It may feel reductionist but Strays is plainly a very dumb film. Reliant upon tedious scatological jokes and threadbare observations, it has so little to say that is new, entertaining or even that outlandish. Meaning it fails to even succeed at being the most outrageous take on this narrative. It aims at an audience who will not only laugh at “haha the dog did a poo” but laugh with the same enthusiasm when that same joke is wheeled out for the fifth or sixth time.

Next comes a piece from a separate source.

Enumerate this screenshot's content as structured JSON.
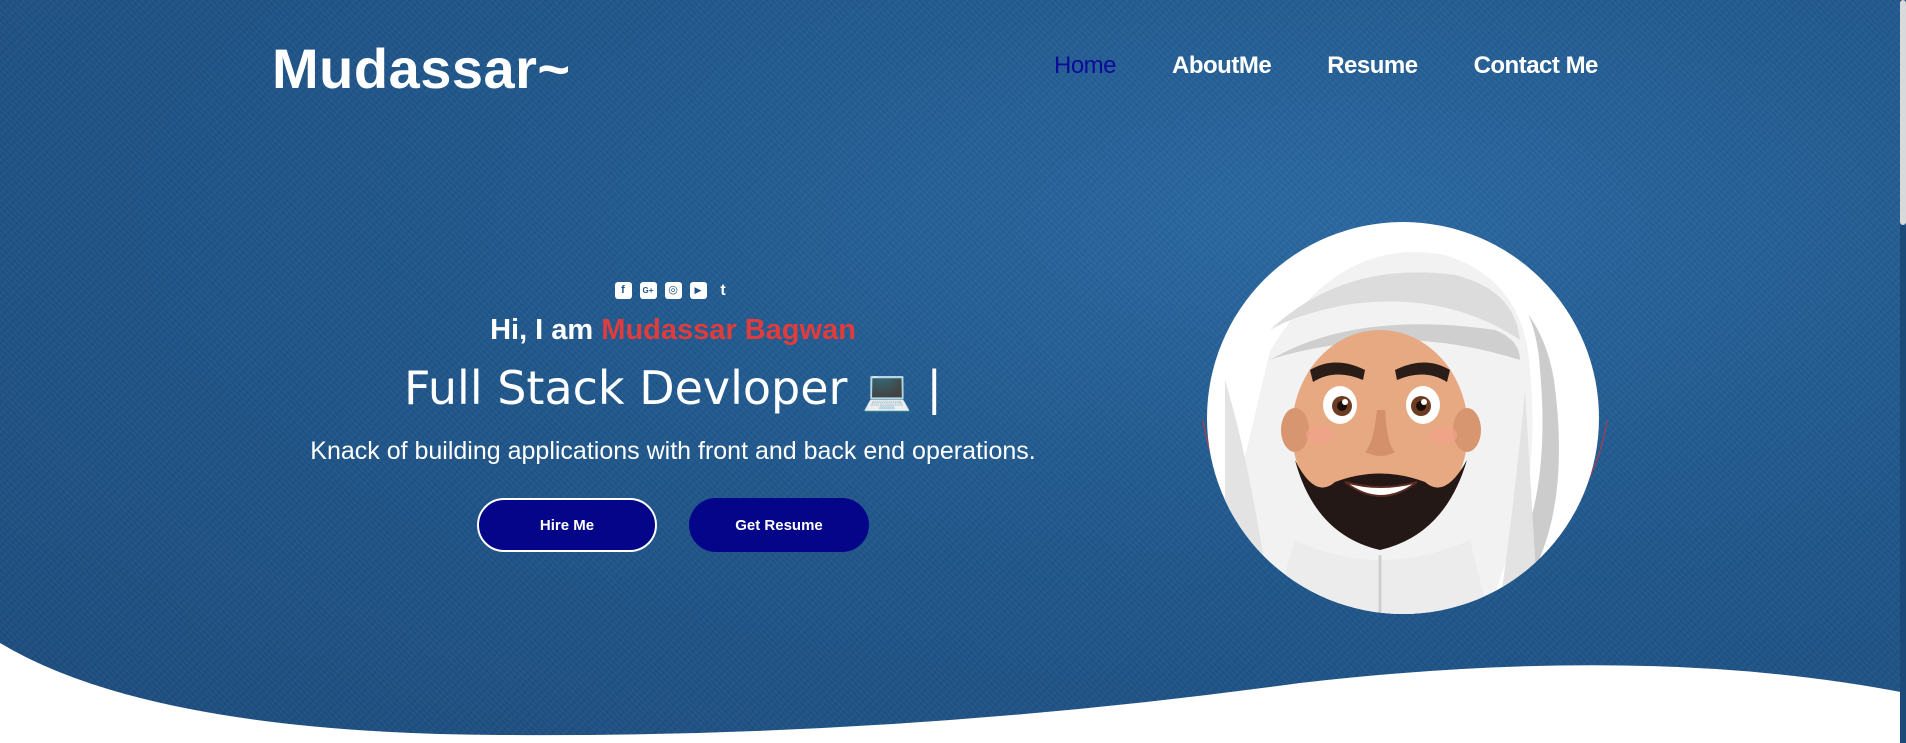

Admittedly, there are a few laughs to be had here-and-there and the film isn’t aggressively bad, it’s just predictable, pedestrian and forgettable. Neither hot nor cold, it’s the sort of lukewarm pap that you muscle through and instantly regret, while people around you are happily chowing down. And in that moment, if you think to yourself, “Am I just not getting it?” try to look past the decent cast and expansive marketing campaign and take comfort that the premise has gone through the hands of six producers and has likely been progressively bent and beaten out of shape, resulting in this unremarkable turgid affair.
18 August 2023
The Scene To Look Out For:
As stated earlier, there’s very little going on outside of a line of dogs looking at things or shot-reverse-shot close-ups of dog’s faces. That said, there is a scene wherein fireworks are set off at a local carnival. Filming a POV juxtaposition, illustrating how terrifying fireworks can be for dogs, was actually pretty decently shot, with sound design taking centre stage.
There are plenty of standout performances, in terms of consistency and levity, but I was just too distracted by a sum total of 40 seconds. Maybe even less. About midway through the film, we cutaway to a bird watcher and it just so happens to be Dennis Quaid. Not Quaid playing a role, he actively names himself. And this version of Quaid is so bizarre (with his birdwatcher guide that simply has the word ‘bird’ written over-and-over), monologuing to himself, that you have to wonder if the film is trying to do a Mel Brooks bit. But no, it’s just a weird break for the sake of it.
“I didn’t know I had a son. And he’s a gnome of all things. Anyone want to hump my son? He’s so handsomely dressed in his little tunic”
In A Few Words:
“Desperate to shock and startle but somewhere along the way, the filmmakers clearly lost sight of what they were trying to achieve and settled for mediocrity.”
Total Score: 2/5